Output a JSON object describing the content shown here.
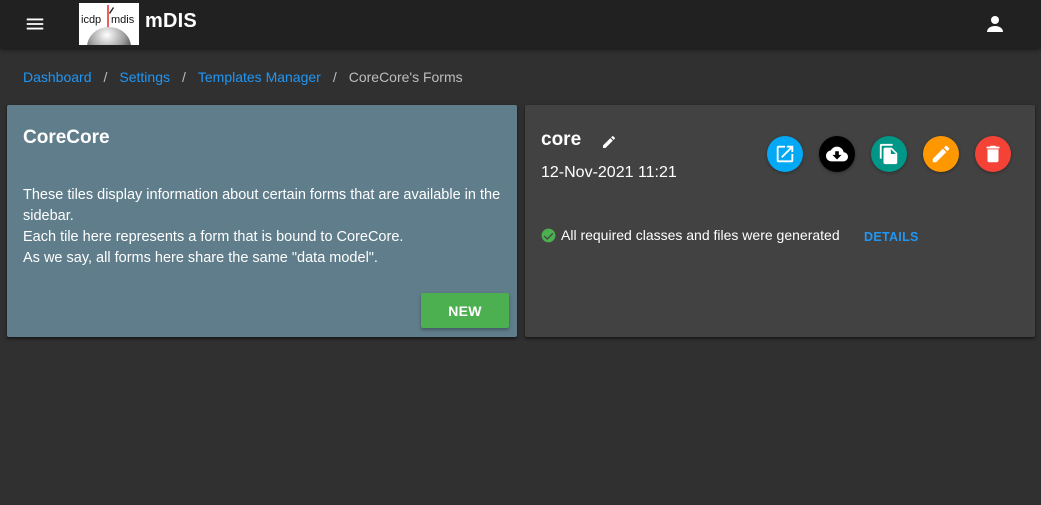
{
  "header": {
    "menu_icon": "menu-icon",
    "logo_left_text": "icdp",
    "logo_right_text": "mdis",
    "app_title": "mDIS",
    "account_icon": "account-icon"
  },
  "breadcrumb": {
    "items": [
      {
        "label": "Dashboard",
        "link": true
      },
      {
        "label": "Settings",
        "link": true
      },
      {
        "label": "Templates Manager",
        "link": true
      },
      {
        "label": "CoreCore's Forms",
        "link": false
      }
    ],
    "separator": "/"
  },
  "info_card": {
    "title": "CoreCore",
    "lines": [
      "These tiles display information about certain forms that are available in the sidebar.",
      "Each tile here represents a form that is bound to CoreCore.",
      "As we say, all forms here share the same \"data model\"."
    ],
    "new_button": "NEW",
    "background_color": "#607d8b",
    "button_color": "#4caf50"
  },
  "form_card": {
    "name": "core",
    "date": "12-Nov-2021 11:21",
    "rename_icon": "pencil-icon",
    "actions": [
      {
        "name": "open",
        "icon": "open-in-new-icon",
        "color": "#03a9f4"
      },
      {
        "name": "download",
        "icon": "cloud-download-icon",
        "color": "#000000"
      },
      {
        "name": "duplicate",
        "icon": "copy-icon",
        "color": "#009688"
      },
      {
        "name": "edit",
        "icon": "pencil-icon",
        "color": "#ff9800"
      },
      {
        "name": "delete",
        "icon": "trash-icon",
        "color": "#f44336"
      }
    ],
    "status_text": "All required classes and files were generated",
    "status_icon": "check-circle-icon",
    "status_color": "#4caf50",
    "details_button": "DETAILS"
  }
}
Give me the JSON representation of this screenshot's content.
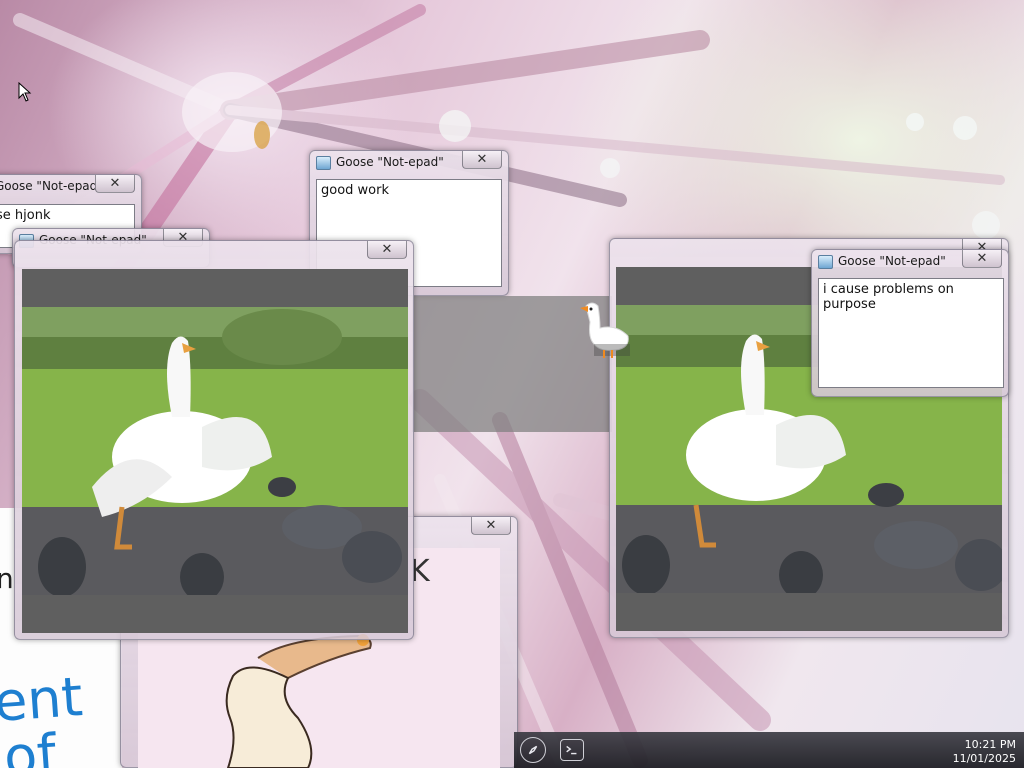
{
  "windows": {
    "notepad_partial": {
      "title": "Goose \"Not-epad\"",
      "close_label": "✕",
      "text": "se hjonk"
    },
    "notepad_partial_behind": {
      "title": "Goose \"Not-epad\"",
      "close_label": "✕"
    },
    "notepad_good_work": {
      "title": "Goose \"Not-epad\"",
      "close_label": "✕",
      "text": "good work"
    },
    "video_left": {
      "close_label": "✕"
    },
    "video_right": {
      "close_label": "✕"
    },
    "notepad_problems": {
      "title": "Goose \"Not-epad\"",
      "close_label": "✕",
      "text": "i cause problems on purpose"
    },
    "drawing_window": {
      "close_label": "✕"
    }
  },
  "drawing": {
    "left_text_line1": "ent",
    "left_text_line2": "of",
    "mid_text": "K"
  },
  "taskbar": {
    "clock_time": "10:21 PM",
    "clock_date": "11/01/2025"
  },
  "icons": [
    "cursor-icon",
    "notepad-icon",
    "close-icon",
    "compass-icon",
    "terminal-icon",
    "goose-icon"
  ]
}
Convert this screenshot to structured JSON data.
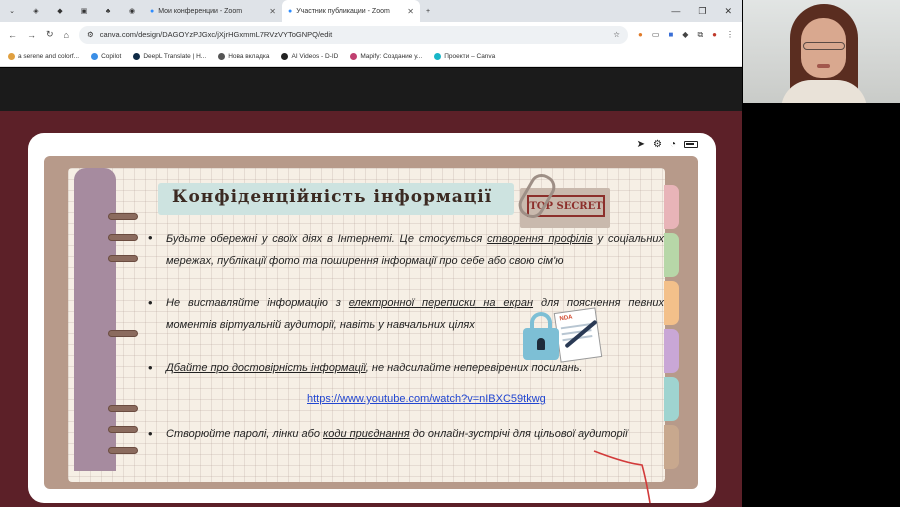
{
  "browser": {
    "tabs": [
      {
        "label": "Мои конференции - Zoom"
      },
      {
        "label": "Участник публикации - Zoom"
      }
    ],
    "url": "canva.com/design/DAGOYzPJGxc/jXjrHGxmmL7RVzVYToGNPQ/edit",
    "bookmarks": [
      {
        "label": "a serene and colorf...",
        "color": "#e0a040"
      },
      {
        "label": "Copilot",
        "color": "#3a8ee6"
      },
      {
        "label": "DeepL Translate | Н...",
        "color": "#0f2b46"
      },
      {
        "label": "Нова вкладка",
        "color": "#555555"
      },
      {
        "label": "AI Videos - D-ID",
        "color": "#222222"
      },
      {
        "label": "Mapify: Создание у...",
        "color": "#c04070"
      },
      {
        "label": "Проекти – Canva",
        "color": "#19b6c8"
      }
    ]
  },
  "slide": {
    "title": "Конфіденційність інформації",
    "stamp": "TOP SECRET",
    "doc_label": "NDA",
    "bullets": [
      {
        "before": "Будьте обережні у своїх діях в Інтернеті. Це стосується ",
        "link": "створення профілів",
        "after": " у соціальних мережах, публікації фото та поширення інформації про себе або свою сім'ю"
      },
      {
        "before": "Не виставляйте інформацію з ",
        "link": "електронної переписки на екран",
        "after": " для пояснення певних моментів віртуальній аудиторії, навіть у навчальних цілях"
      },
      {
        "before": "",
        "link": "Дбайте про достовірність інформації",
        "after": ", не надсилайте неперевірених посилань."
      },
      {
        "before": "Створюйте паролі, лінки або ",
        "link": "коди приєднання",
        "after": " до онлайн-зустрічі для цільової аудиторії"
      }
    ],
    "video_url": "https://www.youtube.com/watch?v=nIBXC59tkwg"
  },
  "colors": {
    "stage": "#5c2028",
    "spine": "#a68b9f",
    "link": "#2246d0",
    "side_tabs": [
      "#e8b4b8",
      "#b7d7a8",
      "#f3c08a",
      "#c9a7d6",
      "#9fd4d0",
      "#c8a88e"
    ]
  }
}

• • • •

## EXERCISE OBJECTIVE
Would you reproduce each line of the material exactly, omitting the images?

## RESULT FOR THIS EXERCISE
Output a JSON object describing the content shown here.
{
  "header": {
    "menu_icon": "menu-icon",
    "logo_left_text": "icdp",
    "logo_right_text": "mdis",
    "app_title": "mDIS",
    "account_icon": "account-icon"
  },
  "breadcrumb": {
    "items": [
      {
        "label": "Dashboard",
        "link": true
      },
      {
        "label": "Settings",
        "link": true
      },
      {
        "label": "Templates Manager",
        "link": true
      },
      {
        "label": "CoreCore's Forms",
        "link": false
      }
    ],
    "separator": "/"
  },
  "info_card": {
    "title": "CoreCore",
    "lines": [
      "These tiles display information about certain forms that are available in the sidebar.",
      "Each tile here represents a form that is bound to CoreCore.",
      "As we say, all forms here share the same \"data model\"."
    ],
    "new_button": "NEW",
    "background_color": "#607d8b",
    "button_color": "#4caf50"
  },
  "form_card": {
    "name": "core",
    "date": "12-Nov-2021 11:21",
    "rename_icon": "pencil-icon",
    "actions": [
      {
        "name": "open",
        "icon": "open-in-new-icon",
        "color": "#03a9f4"
      },
      {
        "name": "download",
        "icon": "cloud-download-icon",
        "color": "#000000"
      },
      {
        "name": "duplicate",
        "icon": "copy-icon",
        "color": "#009688"
      },
      {
        "name": "edit",
        "icon": "pencil-icon",
        "color": "#ff9800"
      },
      {
        "name": "delete",
        "icon": "trash-icon",
        "color": "#f44336"
      }
    ],
    "status_text": "All required classes and files were generated",
    "status_icon": "check-circle-icon",
    "status_color": "#4caf50",
    "details_button": "DETAILS"
  }
}
Give me the JSON representation of this screenshot's content.
{
  "windows": {
    "notepad_partial": {
      "title": "Goose \"Not-epad\"",
      "close_label": "✕",
      "text": "se hjonk"
    },
    "notepad_partial_behind": {
      "title": "Goose \"Not-epad\"",
      "close_label": "✕"
    },
    "notepad_good_work": {
      "title": "Goose \"Not-epad\"",
      "close_label": "✕",
      "text": "good work"
    },
    "video_left": {
      "close_label": "✕"
    },
    "video_right": {
      "close_label": "✕"
    },
    "notepad_problems": {
      "title": "Goose \"Not-epad\"",
      "close_label": "✕",
      "text": "i cause problems on purpose"
    },
    "drawing_window": {
      "close_label": "✕"
    }
  },
  "drawing": {
    "left_text_line1": "ent",
    "left_text_line2": "of",
    "mid_text": "K"
  },
  "taskbar": {
    "clock_time": "10:21 PM",
    "clock_date": "11/01/2025"
  },
  "icons": [
    "cursor-icon",
    "notepad-icon",
    "close-icon",
    "compass-icon",
    "terminal-icon",
    "goose-icon"
  ]
}
Convert this screenshot to structured JSON data.
{
  "browser": {
    "tabs": [
      {
        "label": "Мои конференции - Zoom"
      },
      {
        "label": "Участник публикации - Zoom"
      }
    ],
    "url": "canva.com/design/DAGOYzPJGxc/jXjrHGxmmL7RVzVYToGNPQ/edit",
    "bookmarks": [
      {
        "label": "a serene and colorf...",
        "color": "#e0a040"
      },
      {
        "label": "Copilot",
        "color": "#3a8ee6"
      },
      {
        "label": "DeepL Translate | Н...",
        "color": "#0f2b46"
      },
      {
        "label": "Нова вкладка",
        "color": "#555555"
      },
      {
        "label": "AI Videos - D-ID",
        "color": "#222222"
      },
      {
        "label": "Mapify: Создание у...",
        "color": "#c04070"
      },
      {
        "label": "Проекти – Canva",
        "color": "#19b6c8"
      }
    ]
  },
  "slide": {
    "title": "Конфіденційність інформації",
    "stamp": "TOP SECRET",
    "doc_label": "NDA",
    "bullets": [
      {
        "before": "Будьте обережні у своїх діях в Інтернеті. Це стосується ",
        "link": "створення профілів",
        "after": " у соціальних мережах, публікації фото та поширення інформації про себе або свою сім'ю"
      },
      {
        "before": "Не виставляйте інформацію з ",
        "link": "електронної переписки на екран",
        "after": " для пояснення певних моментів віртуальній аудиторії, навіть у навчальних цілях"
      },
      {
        "before": "",
        "link": "Дбайте про достовірність інформації",
        "after": ", не надсилайте неперевірених посилань."
      },
      {
        "before": "Створюйте паролі, лінки або ",
        "link": "коди приєднання",
        "after": " до онлайн-зустрічі для цільової аудиторії"
      }
    ],
    "video_url": "https://www.youtube.com/watch?v=nIBXC59tkwg"
  },
  "colors": {
    "stage": "#5c2028",
    "spine": "#a68b9f",
    "link": "#2246d0",
    "side_tabs": [
      "#e8b4b8",
      "#b7d7a8",
      "#f3c08a",
      "#c9a7d6",
      "#9fd4d0",
      "#c8a88e"
    ]
  }
}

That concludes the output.